Go through the data below and return each line where the string "JSON" occurs.
(Beginning of Material to process)
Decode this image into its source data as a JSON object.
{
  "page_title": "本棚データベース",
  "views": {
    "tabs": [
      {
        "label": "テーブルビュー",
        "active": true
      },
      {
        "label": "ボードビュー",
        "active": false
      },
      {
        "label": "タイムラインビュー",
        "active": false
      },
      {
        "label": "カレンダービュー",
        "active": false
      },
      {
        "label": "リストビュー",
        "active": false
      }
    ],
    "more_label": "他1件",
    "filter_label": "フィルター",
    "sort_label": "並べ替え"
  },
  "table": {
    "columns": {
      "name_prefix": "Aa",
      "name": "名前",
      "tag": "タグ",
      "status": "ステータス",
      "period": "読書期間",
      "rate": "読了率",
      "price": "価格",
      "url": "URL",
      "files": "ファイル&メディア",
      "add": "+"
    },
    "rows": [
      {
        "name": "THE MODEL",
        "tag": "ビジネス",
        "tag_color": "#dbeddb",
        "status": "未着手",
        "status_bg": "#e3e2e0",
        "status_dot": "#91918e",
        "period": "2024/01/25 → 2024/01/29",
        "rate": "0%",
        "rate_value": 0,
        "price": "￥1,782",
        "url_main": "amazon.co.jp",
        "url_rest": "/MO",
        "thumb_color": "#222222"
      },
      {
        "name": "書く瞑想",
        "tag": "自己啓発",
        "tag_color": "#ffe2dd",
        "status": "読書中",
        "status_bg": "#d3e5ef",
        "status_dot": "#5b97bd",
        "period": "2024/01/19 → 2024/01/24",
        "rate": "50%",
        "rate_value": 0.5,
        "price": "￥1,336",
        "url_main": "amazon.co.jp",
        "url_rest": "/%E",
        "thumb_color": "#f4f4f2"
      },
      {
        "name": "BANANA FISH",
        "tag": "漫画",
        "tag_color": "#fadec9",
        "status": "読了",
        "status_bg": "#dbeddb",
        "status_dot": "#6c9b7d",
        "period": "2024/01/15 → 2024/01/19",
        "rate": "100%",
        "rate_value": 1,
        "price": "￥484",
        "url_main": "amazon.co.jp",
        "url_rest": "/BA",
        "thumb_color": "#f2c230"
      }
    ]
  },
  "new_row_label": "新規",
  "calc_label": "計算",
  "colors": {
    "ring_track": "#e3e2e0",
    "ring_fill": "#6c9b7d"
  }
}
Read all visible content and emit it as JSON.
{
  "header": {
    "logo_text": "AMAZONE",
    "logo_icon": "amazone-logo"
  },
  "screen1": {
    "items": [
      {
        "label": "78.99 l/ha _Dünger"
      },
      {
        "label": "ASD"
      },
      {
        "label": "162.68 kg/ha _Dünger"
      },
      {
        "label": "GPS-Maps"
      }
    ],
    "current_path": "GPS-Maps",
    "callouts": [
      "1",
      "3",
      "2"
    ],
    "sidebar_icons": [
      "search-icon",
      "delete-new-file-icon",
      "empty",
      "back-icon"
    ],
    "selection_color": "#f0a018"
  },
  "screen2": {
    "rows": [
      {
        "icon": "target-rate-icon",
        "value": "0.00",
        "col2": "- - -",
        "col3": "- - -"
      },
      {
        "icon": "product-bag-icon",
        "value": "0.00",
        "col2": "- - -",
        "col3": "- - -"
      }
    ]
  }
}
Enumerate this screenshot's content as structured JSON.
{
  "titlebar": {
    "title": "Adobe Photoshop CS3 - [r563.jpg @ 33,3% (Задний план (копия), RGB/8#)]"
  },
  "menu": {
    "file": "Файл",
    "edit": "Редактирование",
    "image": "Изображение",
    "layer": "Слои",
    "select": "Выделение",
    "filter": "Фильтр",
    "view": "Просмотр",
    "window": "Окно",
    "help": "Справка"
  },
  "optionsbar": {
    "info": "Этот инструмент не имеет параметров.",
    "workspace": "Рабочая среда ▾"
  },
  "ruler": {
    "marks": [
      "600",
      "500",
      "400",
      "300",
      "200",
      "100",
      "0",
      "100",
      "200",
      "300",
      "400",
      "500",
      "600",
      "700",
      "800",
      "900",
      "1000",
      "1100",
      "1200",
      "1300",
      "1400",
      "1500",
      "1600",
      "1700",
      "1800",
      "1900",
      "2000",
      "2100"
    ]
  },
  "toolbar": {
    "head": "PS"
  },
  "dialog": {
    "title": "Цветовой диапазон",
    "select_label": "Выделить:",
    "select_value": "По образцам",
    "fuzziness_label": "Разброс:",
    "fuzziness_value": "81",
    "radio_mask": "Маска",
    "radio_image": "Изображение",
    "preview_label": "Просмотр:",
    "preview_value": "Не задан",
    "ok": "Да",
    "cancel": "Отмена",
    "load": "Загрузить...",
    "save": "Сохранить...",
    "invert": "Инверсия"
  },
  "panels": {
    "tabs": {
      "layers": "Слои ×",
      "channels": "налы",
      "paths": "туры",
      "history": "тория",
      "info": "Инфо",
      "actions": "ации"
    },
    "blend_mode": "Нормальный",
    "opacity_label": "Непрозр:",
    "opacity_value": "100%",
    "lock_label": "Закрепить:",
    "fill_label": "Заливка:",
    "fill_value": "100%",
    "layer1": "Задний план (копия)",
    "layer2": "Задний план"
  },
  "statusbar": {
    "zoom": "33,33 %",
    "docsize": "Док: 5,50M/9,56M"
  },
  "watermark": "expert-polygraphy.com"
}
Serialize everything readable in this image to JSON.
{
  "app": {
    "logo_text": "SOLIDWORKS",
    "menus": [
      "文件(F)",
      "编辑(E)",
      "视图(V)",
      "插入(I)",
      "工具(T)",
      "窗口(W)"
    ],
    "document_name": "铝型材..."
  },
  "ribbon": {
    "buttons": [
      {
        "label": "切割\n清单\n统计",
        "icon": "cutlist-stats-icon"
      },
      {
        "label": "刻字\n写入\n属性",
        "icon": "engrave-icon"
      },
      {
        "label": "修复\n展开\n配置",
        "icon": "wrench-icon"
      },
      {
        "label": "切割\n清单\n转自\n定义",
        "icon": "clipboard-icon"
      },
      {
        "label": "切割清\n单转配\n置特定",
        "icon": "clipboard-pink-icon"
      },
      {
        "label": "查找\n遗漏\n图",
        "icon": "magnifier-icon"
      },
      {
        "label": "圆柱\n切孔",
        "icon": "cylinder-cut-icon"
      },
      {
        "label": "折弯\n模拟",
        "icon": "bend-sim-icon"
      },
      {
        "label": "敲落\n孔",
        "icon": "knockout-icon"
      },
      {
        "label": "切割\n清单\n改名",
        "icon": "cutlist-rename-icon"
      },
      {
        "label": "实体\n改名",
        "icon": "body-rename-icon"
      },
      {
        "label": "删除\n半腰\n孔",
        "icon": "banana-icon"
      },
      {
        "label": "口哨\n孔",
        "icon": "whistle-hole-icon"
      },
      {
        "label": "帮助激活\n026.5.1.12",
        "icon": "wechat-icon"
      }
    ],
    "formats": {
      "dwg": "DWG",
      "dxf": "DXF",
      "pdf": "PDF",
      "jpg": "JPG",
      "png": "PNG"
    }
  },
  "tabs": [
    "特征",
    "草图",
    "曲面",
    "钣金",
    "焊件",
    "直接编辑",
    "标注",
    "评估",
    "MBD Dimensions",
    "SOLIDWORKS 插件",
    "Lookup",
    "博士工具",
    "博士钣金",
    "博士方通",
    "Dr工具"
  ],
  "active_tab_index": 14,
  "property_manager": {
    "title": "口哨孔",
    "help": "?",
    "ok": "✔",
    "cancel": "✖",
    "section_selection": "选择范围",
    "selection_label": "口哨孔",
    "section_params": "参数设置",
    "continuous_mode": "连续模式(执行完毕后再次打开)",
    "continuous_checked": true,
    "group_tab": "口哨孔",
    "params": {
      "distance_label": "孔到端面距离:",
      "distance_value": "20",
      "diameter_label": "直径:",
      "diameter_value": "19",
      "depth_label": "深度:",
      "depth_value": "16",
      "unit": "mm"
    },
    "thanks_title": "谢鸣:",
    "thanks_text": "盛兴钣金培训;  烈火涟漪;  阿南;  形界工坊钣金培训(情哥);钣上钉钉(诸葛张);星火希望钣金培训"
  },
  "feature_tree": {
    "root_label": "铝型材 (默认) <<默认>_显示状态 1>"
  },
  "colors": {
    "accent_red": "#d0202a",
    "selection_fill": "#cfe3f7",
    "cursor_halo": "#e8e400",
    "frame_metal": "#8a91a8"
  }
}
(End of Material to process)
## Written answer
Decode this image into its source data as a JSON object.
Read all visible content and emit it as JSON.
Enumerate this screenshot's content as structured JSON.
Serialize everything readable in this image to JSON.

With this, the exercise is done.